I feel horrendously sad for him and guilty. I honestly thought his affected speech was a short-lived developmental phase but being there made me realise that his speech patterns are quite a bit more serious than I thought. As he's not been formally assessed yet I can only give my lay opinion but I believe he has a stammer (or stutter if you're from the US) and cluttered speech.
The stammer has presented perfectly typically. He's 3, he's a boy, he has parents with speech issues (his dad had a stammer, I get what I call speech dyslexia (although I'm sure there's an official name!) from my fibromyalgia), he's had a great deal of stressful change in a short period. I'm not sure he could be more of a classic presentation! According to the Speech Disorder website there are three types of stammer:

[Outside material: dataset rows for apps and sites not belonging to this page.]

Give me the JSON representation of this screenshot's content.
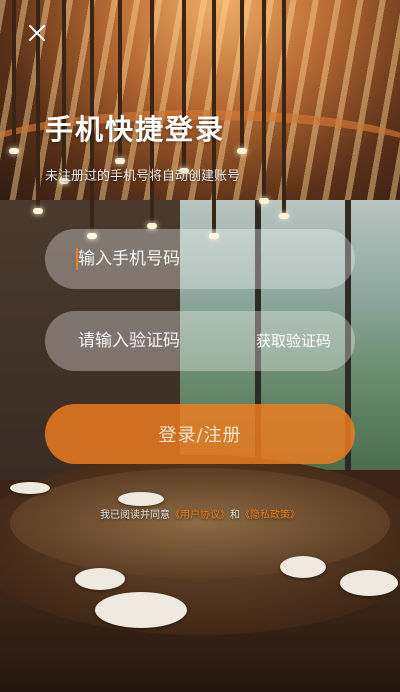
{
  "header": {
    "title": "手机快捷登录",
    "subtitle": "未注册过的手机号将自动创建账号"
  },
  "form": {
    "phone_placeholder": "输入手机号码",
    "code_placeholder": "请输入验证码",
    "get_code_label": "获取验证码",
    "submit_label": "登录/注册"
  },
  "agreement": {
    "prefix": "我已阅读并同意",
    "link1": "《用户协议》",
    "middle": "和",
    "link2": "《隐私政策》"
  },
  "colors": {
    "accent": "#f07f1f",
    "text": "#ffffff"
  },
  "icons": {
    "close": "close-icon"
  }
}
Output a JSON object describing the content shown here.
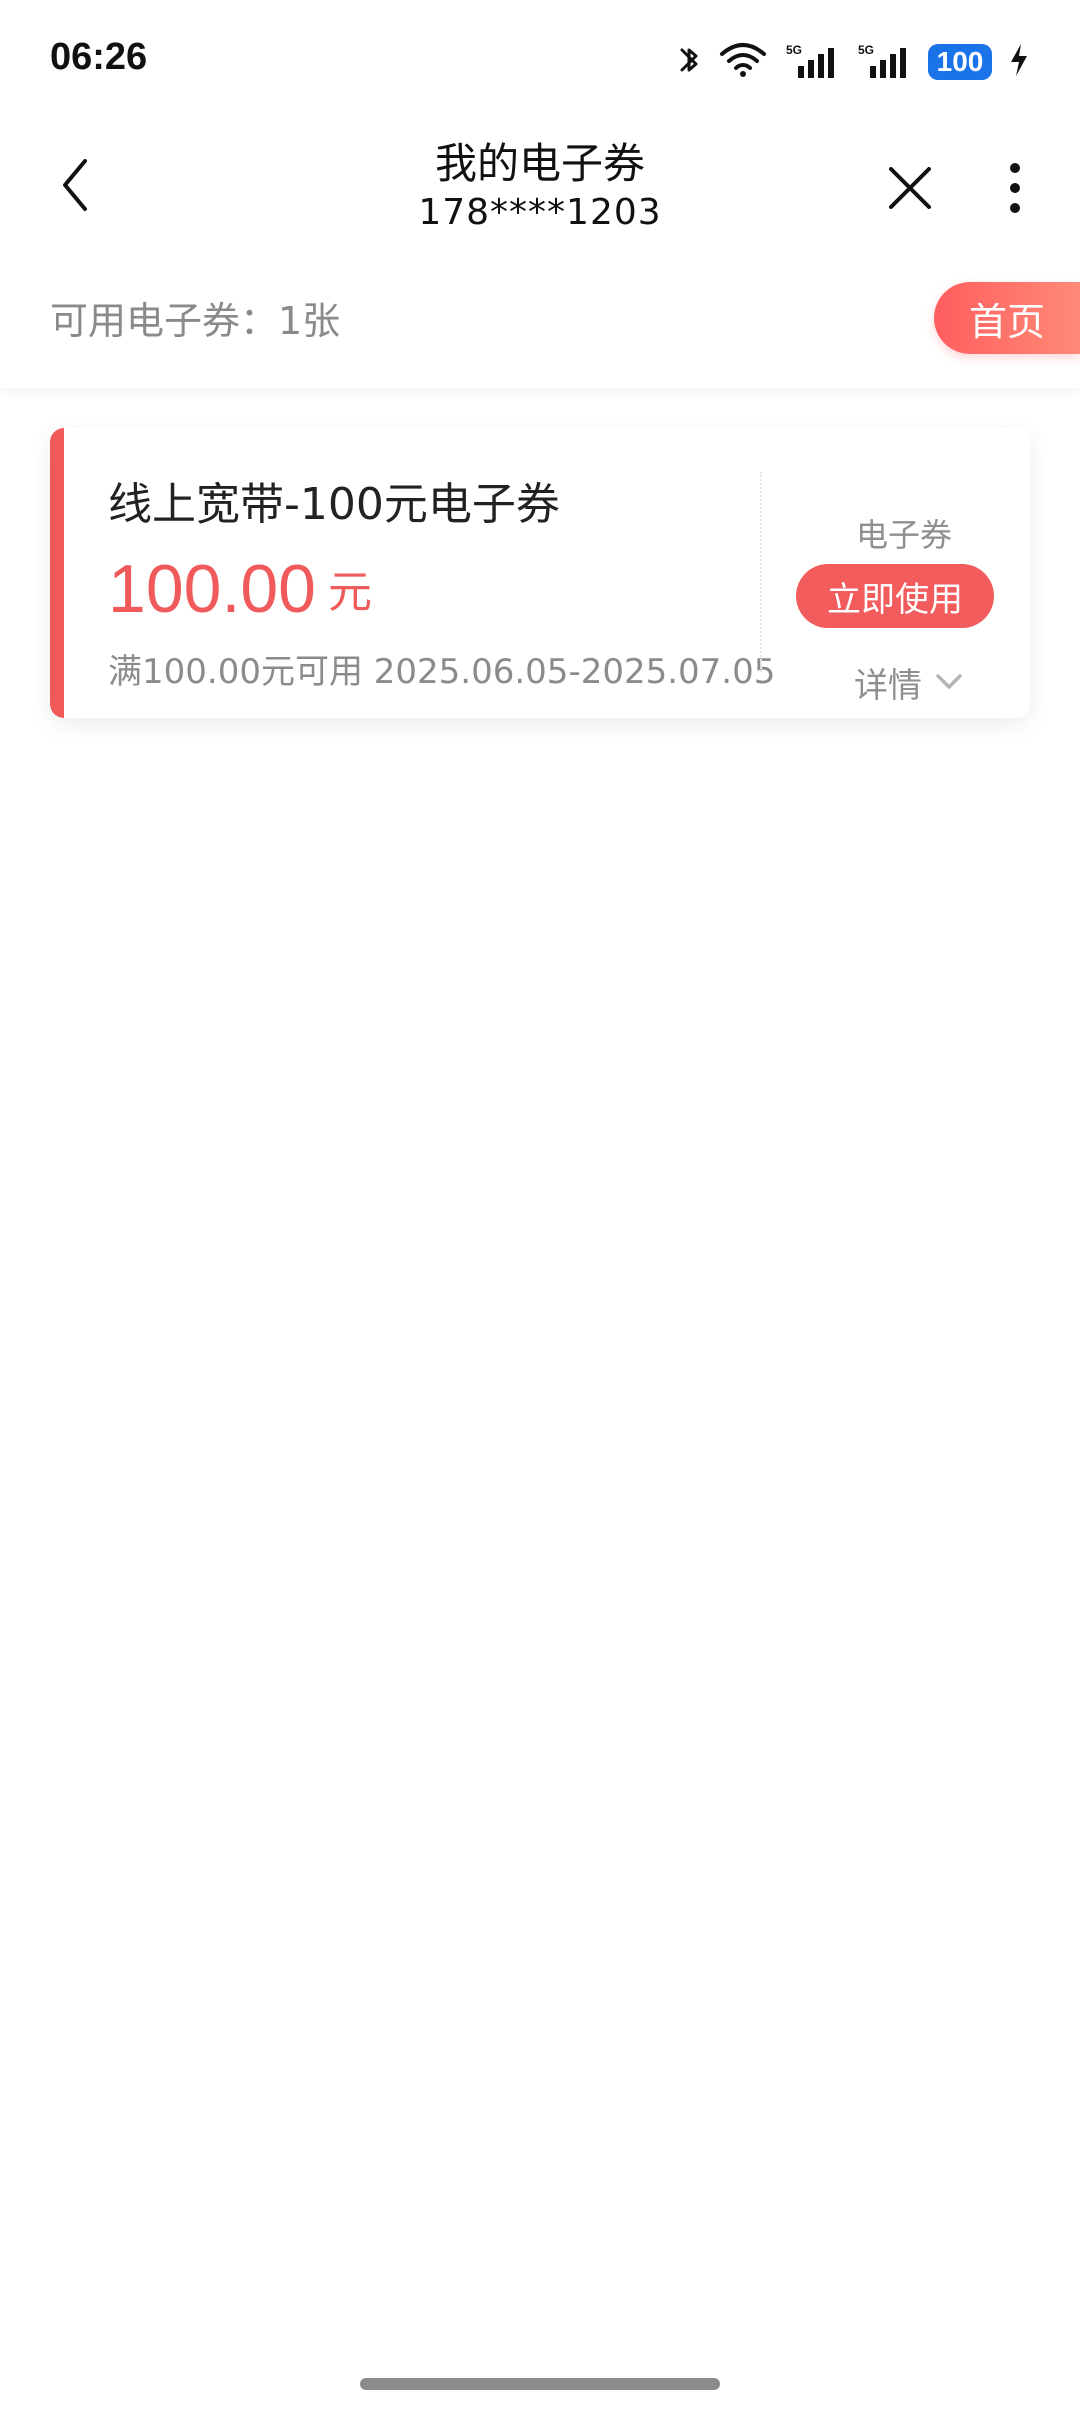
{
  "status": {
    "time": "06:26",
    "battery": "100",
    "icons": [
      "bluetooth-icon",
      "wifi-icon",
      "5g-signal-icon",
      "5g-signal-icon",
      "battery-icon",
      "charging-icon"
    ]
  },
  "header": {
    "title": "我的电子券",
    "subtitle": "178****1203"
  },
  "summary": {
    "text": "可用电子券：1张",
    "home_button": "首页"
  },
  "coupon": {
    "title": "线上宽带-100元电子券",
    "amount": "100.00",
    "unit": "元",
    "condition": "满100.00元可用 2025.06.05-2025.07.05",
    "type": "电子券",
    "use_button": "立即使用",
    "details": "详情"
  },
  "colors": {
    "accent": "#f05a5a",
    "battery": "#1a73e8"
  }
}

There are three main types of stammers that exist and which keep individuals from speaking most efficiently. One type of stammering occurs when specific sounds are repeated, such as the “s”. This often makes a word such as “sweet” be pronounced as “s-s-s-sweet”.Another type of stammering occurs when a specific sound is prolonged before the rest of the word is pronounced, such as “sssssssweet”. The third type of stammering occurs when some speech is blocked so that there is a short period of silence in the middle of a word, such as “s……weet”.Pixie certainly does the first two, although he also repeats the first word or syllable as well as the sound. So far he hasn't shown any sign of 'blocking'. He also repeats sounds or words in the middle of sentences, although the speech therapist believes that because of his age he's treating them as two separate sentences. As well as those he adds filler sounds like 'um' and a sort of tut. Again this is common, apparently, as his brain realises that making those noises gives him a bit of time to get his mouth round what he's actually saying. Thankfully he hasn't noticed yet that he has a stammer.
As well as the stammer, I believe he has cluttering, which Wikipedia defines as a:
communication disorder characterized by speech that is difficult for listeners to understand due to rapid speaking rate, erratic rhythm, poor syntax or grammar, and words or groups of words unrelated to the sentence.He can have an entire conversation with me where I can only make out a word or two of what he says. Although many websites have said that clutterers don't have any awareness of their dysfluent speech, Pixie has started to notice that people don't understand him. More upsetting, he's noticed that people are pretending to understand him. We've all done it to children who are learning to talk, replied to an unintelligible babble with "Oh yes, right! That's it, yes!" which is all well and good until the child is old enough to come crying to me because the person he's talking to isn't talking back.
My homework following the session is to see when Pixie's speech is at its most fluent, so we can use that state as a basis to improve the bad times. I think I'm the person least able to do this because I genuinely don't hear a lot of the issues because I'm so used to them. We're visiting my parents this weekend so hopefully they'll be able to help out.
I'm a little ashamed to say I cried in the session. Realising that my little baby needs help was honestly devastating. I'm even more ashamed to say I cried when a friend asked me how it had gone! We've only been friends for a couple of weeks so I don't think she was expecting tears over cake!
Something I'm finding hard to admit and even harder to articulate is the extra worry I have. There's something inside me that thinks the speech problems may be part of something bigger, more worrying. Over the last few months there have been times when I've thought 'you're just not right'. I can't tell you what, and I hope it's just an over active imagination, but I've been spending a lot of time reading up about ADD and salicylate sensitivity. More on those another day as Poppy has just woken up from her (very short!) nap.